Where did all the skilled labor go? Changing the construction landscape.

Where did all the skilled labor go? Changing the construction landscape.

Industrywide skilled labor shortages and transformative technologies have changed the construction landscape and the options are to innovate or become obsolete.

The Manpower Group publishes the talent shortage survey every year and in 2018 talent shortages reached a 12-year high. In the United States alone, 46% of employers are not able to fill their open positions. While the talent shortage epidemic is continuing to reach new heights, bursting onto the scene are new job opportunities like: Big Data Specialists, User Experience and Culture Experts, Interaction Designers, Robotics Engineers and Blockchain Specialists. Emerging professions like those mentioned above are dominating the new frontier of possibilities for the educated, ever growing middle class and is now leaving behind the skilled trades of yester year.

Who wouldn’t want to be a Big Data Specialist, come on? I am kidding, but all joking aside this leap into uncharted career waters has created a gaping hole in tradesman that have made a living for centuries in the construction and building space. We have seen such a decline in the labor force that as construction professionals we have had to completely re-think our go-to-market strategies and continually enhance and innovate our solutions.

Drivers of change.

In the latest World Economic Forum (WEF) future of jobs 2018 release there were four specific areas identified in which technological advancements are completely turning the job landscape upside down. Those include ubiquitous high-speed mobile internet, artificial intelligence, widespread adoption of big data analytics and cloud technology. Most of these technologies are not trends or fads, they are products and services that have a profound effect on the way in which we interact and communicate with one another every single day.

We can also look at the socio-economic trends of the future and it is not hard to uncover that there is an increasingly large talent pool of educated individuals that yearn to be a part of this wave of new careers. Because of these reasons and the fact that schools for the last 30 years or so have put little emphasis on encouraging skilled construction trades there is less of a desire to enter the skilled or craft tradesman workforce. We have entered a day and age where new employment opportunities and advancing industry ventures are created faster than traditional professions can become obsolete, examples like mail carriers, librarians, fast food cooks and travel agents.

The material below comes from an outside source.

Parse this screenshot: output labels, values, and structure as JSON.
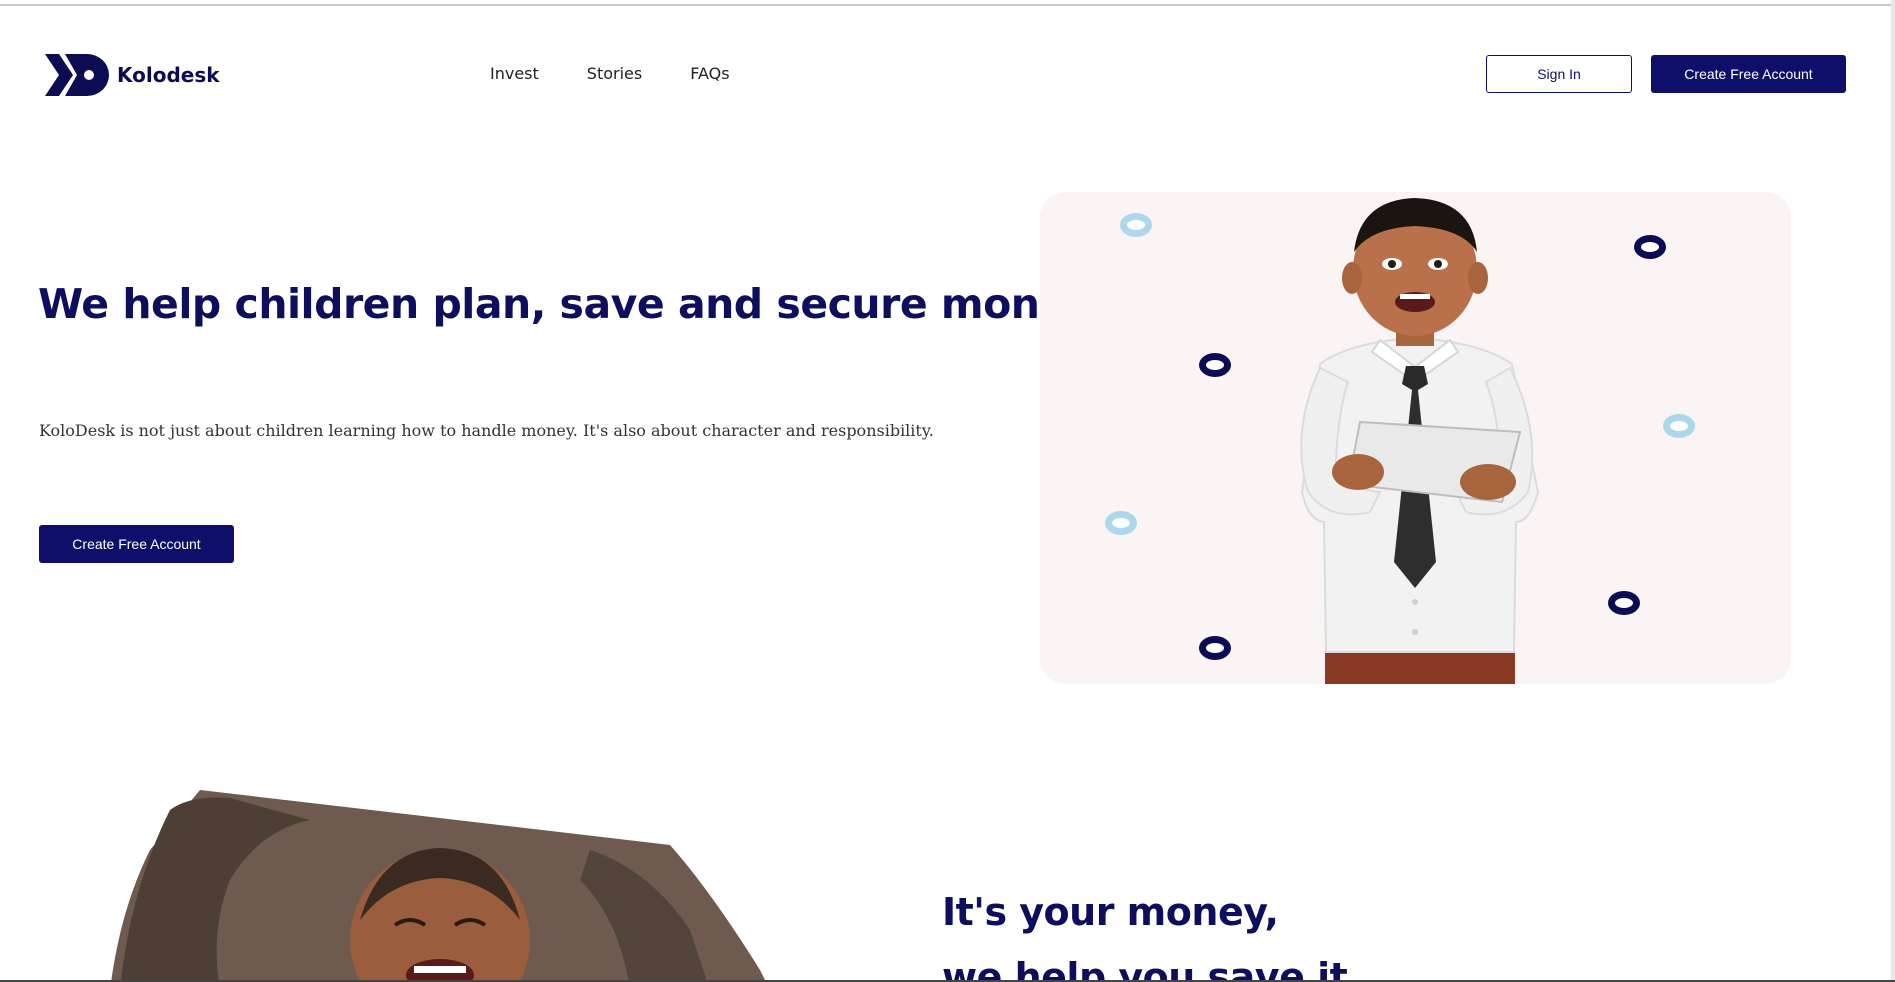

Another driver of change within the skilled trade professions and discussion of hot topic centers around the stigma associated with professional trade work. Graduating high schoolers in recent years have been taught that the well-paying and often highly stable jobs are those that come out of earning a college degree. Is that truly the case though?

Contrary to popular belief, high school graduates destined to earn four-year college degrees often come out of college with significantly higher debt/income ratios and it is not uncommon for college graduates to earn less than their trade school counterparts during the first few years of employment. Additionally, skilled trades work requires training, apprenticeships, two-year associate degrees and further developmental education all the while receiving compensation for their efforts. Our school systems have not fully addressed the misperception that surrounds the professional trade industry and in turn most high school graduates fail to see all the benefits that come with pursuing a career in the trade fields.

The Fourth Industrial Revolution.

If you go back in history and look at the first two industrial revolutions, you will find that those civilizations were modernized by manual workers producing goods and services with their bodies to advance the greater good of their perspective societies. Now, review the last (Third) and most current revolutions (Fourth) and you can see that the advancements and the most profound disruptions in human history have come from that transition from using our bodies to using our minds.

Most folks do not realize the impact that Artificial Intelligence has on their ever day lives and will continue to have. Think about an improved quality of life at home, work and play due to innovations with robotics and automation that give us the freedom to worry less about agriculture, our power grid and physical infrastructure. Ultimately, our need to be forever and always connected to our things through the invention of the Internet and the more recently coined “Internet of Things” (IoT). The Fourth Industrial Revolution paradigm shift has completely altered the way we produce goods and services and we believe will continue to innovate and push the boundaries of what was traditionally done by manual labor.

A new(er) pathway to construction success.

While these ideas may seem like they negatively impact the construction community, the skilled labor availability and our economy it paves the way for innovation and advancement within the design and construction business. Technologies like Virtual Design and Construction, BIM in 5,6 and 7D, Artificial Intelligence as well as off-site and modular construction incorporates components of the new job frontier that will make the construction profession that much more sought after in the future.

Incorporating these transformative technologies and others into the construction landscape to help fill the gap of skilled and craft tradesman will continue to grow. As a result, it will also aide in the reduction of human error and onsite risk.